UK may be 'running out of road', veteran Labour MEP says

The UK may be 'running out of road', a veteran Labour MEP has warned as he admitted his political generation was partly to blame for Brexit.

Veteran Labour MEP David Martin has said Brexit has forced him to reconsider his views on Scottish independence
Veteran Labour MEP David Martin has said Brexit has forced him to reconsider his views on Scottish independence

David Martin, who has served as one of Scotland’s representatives in the EU parliament since 1984, previously said the Brexit vote had forced him to reconsider his opposition to Scottish independence.

With his time as an MEP possibly coming to an end this month, he said he was “not sure I want to be part” of the UK outside the EU.

Sign up to our daily newsletter

The i newsletter cut through the noise

“I campaigned vigorously in 2014 for Scotland to remain part of the UK, but - and Brexit is only part of those process - I see England, and I have to use the narrow term England, becoming more and more inward looking and unrealistic about its place in the world,” Mr Martin told Scotland on Sunday.

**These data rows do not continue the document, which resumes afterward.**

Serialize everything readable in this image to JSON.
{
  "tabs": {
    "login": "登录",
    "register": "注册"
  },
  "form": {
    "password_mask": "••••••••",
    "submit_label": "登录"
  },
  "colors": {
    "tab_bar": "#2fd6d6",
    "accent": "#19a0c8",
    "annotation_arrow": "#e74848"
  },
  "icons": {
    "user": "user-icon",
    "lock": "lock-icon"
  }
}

Read More

Read More
Insight: Politics torn apart by Brexit bid to take control

“I’m still not clear whether an independent Scotland would be the answer to that. Things can change quite quickly in politics, as we’ve been discovering.

“Whether there’s any road left for the United Kingdom, and whether an independent Scotland would genuinely be that much different, these are all still open questions for me.”

The veteran MEP welcomed the Labour Party’s moves towards a second referendum on EU membership, but claimed it would fall to the next generation of activists to make Jeremy Corbyn's party truly internationalist and campaign to rejoin the bloc.

“When I was first elected, the party position was to withdraw from the European Union and I campaigned inside the party to change that position,” Mr Martin said.

“I wrote a Fabian pamphlet in 1987 called ‘Bringing Common Sense to the Common Market’, and Neil Kinnock rather generously said in his autobiography that he saw that as the basis for Labour changing its position on the European Union.

“The direction of travel for the next 20-30 years was more and more integrationist and pro-European. I think it’s a terrible mistake for a party of Labour’s history not to remain internationalist, not to remain in a close partnership with our neighbours, and at the moment, if we leave the EU, I don’t see Labour in any way wishing to reverse our withdrawal.

“I don’t actually see much internationalism in terms of how we’re going to stay engaged with the world community, so I think there’s a big fight to be had inside the party again to ensure we remain an outwards-looking internationalist party.”

Sounding a note of regret at the end of his career in front line politics, Mr Martin said: “As a mea culpa on behalf of people like myself, with the benefit of hindsight, we just did not do enough to explain the benefits of the European Union.

“Sometimes it was difficult to get that message across, but I am sure that more could have been done.

He added: “Like in the old song Big Yellow Taxi, you don’t know what you've got until it's gone.

“A lot of the younger members of the party, who grew up being able to cross frontiers without any hindrance, being able to study abroad, being European citizens without really giving much thought to it, are all waking up to what they’re losing, and I think the interesting thing is that even an organisation inside the Labour Party like Momentum, 70-80% of their membership supports staying in the EU.

“If any good has come out of the referendum and the withdrawal process, it’s that we now have generation of under 30s who are absolutely committed to the European project, and want to stay involved - and if they can’t stay involved, want to get re-involved as soon as possible.”